Cannabis 'reduces surgery pain'
Cannabis drugs could help with
pain after operations
A cannabis plant extract provides pain relief for patients after major surgery, research has shown.
An Imperial College London team tested the extract - Cannador - on 65 patients after surgery such as knee replacements and found it helped manage pain.
The researchers believe the results could lead to new pain relief drugs, even though the chance of side effects increased with stronger doses.
The research appears in the US journal Anesthesiology.
This latest trial is another welcome contribution to the body of evidence that cannabinoids have a role to play in medicine
Mark Rogerson, GW Pharmaceuticals
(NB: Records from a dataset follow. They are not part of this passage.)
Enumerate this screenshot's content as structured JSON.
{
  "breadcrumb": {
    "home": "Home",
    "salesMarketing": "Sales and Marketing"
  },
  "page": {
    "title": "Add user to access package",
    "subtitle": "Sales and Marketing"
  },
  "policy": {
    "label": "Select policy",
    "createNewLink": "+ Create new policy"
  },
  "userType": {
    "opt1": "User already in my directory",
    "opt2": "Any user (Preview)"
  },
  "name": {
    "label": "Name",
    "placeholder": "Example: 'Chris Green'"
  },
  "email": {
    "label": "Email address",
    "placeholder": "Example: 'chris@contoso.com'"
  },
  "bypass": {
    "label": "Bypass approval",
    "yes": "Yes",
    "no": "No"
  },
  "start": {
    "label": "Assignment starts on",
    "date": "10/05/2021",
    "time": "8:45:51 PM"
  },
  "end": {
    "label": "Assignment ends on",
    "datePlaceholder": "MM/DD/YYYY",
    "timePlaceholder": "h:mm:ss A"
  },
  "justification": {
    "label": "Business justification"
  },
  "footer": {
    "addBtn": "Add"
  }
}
Lead researcher Dr Anita Holdcroft said: "Pain after surgery continues to be a problem because many of the commonly used drugs are either ineffective or have too many side effects.
"These results show that cannabinoids are effective and may lead to the development of a wider range of drugs to manage post-operative pain."
The researchers tested Cannador in different doses on 65 patients who had previously undergone surgery.
While all 11 patients who received a 5mg dose of the drug requested additional pain relief, only 15 of the 30 who received the 10mg dose and 6 of the 24 on the 15mg dose did so.
However as the dose increased some patients reported increased side effects such as nausea and increased heart rate.
Professor Mervyn Maze from Imperial College London, who also worked on the study, said: "We thought cannabis might be beneficial in helping manage pain following surgery, as previous research indicated cannabinoids help 'top up' the body's natural system for reducing pain sensation.
"This research proves it can be effective, with minimal side effects at low doses."
GW Pharmaceuticals, a Salisbury-based firm, is developing cannabis-based medicines under licence from the UK government.
One of its products, Sativex, has already been licensed in Canada for pain control in people with multiple sclerosis, and trials of the drug's ability to provide pain relief for people with advanced cancer are continuing.
Mark Rogerson, a company spokesman, said: "This latest trial is another welcome contribution to the body of evidence that cannabinoids have a role to play in medicine."